## What you have to do:
All lines below containing the string "JSON" are to be copied.

[Extracted data entries]
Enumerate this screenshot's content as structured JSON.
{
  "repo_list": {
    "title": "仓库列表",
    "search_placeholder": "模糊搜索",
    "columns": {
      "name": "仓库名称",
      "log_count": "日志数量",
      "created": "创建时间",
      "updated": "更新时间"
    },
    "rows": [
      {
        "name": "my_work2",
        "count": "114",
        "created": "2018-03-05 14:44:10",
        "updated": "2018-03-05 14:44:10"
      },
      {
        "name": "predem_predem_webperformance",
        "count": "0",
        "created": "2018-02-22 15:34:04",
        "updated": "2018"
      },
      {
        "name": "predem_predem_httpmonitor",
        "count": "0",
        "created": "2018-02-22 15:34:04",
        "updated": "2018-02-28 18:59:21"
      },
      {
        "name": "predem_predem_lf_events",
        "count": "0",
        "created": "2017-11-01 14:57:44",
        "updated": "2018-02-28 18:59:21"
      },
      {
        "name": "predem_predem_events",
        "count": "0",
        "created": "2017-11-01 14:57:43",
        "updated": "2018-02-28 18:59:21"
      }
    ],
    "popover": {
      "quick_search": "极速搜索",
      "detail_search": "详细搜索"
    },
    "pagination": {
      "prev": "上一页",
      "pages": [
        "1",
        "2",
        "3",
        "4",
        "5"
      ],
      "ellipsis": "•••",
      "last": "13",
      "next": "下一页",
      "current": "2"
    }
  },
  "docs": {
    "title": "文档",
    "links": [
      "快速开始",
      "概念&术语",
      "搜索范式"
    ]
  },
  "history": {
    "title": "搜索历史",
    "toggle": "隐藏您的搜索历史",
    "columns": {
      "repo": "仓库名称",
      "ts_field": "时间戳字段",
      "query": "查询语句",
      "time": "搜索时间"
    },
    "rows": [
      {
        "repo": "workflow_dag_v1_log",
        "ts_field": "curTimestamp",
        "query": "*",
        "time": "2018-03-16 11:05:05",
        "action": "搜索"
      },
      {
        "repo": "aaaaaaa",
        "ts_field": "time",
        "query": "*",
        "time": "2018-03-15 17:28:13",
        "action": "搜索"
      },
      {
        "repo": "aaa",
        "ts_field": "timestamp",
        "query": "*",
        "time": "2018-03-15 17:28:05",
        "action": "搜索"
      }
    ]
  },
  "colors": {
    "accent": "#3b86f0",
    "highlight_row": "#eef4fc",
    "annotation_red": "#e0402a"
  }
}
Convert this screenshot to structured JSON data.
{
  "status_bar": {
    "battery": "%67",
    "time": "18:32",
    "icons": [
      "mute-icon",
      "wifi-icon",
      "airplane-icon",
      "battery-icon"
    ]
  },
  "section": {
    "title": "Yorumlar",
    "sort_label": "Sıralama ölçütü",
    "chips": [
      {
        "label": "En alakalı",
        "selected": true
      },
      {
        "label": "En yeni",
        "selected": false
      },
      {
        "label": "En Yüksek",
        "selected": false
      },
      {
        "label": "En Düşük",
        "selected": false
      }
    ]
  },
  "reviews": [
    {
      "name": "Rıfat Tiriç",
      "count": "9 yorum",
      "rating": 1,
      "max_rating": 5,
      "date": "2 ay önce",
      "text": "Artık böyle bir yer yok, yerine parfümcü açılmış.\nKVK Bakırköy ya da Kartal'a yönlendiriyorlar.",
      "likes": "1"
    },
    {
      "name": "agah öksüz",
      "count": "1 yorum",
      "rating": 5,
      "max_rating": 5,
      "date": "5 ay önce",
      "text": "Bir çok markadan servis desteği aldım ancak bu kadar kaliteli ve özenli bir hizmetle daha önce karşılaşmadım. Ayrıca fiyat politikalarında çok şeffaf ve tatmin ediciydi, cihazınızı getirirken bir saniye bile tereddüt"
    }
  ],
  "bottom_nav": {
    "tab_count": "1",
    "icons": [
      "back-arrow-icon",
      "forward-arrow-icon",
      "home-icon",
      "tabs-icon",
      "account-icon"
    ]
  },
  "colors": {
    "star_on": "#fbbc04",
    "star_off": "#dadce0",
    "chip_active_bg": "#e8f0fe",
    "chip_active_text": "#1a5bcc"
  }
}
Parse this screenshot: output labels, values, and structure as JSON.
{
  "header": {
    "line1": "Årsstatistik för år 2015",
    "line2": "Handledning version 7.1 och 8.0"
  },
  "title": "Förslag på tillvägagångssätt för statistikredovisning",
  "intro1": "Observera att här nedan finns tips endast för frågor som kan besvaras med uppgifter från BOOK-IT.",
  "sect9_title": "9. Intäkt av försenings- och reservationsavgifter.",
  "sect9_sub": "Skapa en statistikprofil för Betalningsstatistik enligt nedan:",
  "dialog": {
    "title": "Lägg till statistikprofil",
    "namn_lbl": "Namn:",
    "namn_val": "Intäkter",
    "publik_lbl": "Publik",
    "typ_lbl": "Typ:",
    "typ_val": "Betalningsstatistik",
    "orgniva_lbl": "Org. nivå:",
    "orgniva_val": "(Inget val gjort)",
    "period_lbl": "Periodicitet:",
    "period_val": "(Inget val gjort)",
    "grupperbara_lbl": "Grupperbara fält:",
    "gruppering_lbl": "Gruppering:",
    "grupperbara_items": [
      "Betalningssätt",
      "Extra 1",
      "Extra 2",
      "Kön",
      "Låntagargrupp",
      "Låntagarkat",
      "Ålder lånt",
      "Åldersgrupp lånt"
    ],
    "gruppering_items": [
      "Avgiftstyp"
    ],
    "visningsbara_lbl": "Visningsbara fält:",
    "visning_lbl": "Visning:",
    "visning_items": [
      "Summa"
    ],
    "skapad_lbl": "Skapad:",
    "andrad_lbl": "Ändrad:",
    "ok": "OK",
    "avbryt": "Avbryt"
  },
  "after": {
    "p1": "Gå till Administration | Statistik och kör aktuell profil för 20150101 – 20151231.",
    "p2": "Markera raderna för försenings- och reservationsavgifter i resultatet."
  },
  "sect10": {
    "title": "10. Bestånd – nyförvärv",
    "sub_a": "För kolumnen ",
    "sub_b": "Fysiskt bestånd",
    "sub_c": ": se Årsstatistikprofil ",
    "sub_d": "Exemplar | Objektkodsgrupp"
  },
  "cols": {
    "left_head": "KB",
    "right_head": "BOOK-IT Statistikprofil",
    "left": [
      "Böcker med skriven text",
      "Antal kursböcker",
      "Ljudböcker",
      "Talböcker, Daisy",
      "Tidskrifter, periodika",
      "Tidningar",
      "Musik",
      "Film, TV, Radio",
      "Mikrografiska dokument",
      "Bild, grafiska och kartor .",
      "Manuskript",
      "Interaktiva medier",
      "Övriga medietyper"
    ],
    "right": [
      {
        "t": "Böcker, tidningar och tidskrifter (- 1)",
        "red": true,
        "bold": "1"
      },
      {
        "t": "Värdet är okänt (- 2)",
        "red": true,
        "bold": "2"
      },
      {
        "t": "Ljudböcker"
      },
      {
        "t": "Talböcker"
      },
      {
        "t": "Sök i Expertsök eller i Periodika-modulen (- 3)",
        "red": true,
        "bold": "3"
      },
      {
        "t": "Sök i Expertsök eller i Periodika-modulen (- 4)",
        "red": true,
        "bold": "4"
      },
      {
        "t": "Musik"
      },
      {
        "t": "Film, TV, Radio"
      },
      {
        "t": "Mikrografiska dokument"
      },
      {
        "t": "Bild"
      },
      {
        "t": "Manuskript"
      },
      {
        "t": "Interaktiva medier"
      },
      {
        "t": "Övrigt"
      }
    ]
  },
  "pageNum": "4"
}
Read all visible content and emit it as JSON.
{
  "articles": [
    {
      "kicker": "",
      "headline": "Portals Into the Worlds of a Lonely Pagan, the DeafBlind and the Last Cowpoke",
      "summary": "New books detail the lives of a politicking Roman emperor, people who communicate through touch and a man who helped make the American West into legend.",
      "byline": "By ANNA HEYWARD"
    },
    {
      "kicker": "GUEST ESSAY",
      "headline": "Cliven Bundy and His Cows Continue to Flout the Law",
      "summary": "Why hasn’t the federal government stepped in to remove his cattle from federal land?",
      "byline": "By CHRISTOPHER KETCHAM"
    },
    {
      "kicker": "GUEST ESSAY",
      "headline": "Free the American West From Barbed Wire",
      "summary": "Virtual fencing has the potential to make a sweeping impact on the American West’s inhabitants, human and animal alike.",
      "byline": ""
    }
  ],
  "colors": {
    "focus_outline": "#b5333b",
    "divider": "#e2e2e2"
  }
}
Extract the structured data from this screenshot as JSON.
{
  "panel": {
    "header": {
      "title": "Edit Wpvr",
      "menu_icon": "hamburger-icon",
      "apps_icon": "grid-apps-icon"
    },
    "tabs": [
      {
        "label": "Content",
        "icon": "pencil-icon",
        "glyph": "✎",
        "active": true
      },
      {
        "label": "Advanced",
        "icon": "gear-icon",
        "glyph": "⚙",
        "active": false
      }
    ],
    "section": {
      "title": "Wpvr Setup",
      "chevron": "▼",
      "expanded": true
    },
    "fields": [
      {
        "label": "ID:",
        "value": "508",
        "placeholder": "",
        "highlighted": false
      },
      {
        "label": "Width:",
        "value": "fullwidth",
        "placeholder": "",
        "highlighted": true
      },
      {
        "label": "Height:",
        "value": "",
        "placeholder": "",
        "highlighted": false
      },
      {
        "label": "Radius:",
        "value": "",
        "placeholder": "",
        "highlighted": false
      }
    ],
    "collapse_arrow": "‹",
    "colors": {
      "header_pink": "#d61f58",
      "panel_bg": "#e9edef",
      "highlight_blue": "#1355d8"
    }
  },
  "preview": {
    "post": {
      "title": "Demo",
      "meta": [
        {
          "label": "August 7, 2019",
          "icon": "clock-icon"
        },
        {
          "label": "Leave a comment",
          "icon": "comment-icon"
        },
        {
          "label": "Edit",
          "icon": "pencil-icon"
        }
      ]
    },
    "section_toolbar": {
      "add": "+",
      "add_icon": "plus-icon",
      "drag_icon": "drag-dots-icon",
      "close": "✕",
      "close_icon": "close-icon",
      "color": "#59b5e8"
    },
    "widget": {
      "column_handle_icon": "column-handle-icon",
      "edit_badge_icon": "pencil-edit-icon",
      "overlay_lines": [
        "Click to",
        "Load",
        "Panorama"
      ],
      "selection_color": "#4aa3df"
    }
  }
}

## Exercise result:
Enumerate this screenshot's content as structured JSON.
Convert this screenshot to structured JSON data.
Parse this screenshot: output labels, values, and structure as JSON.
Read all visible content and emit it as JSON.
Extract the structured data from this screenshot as JSON.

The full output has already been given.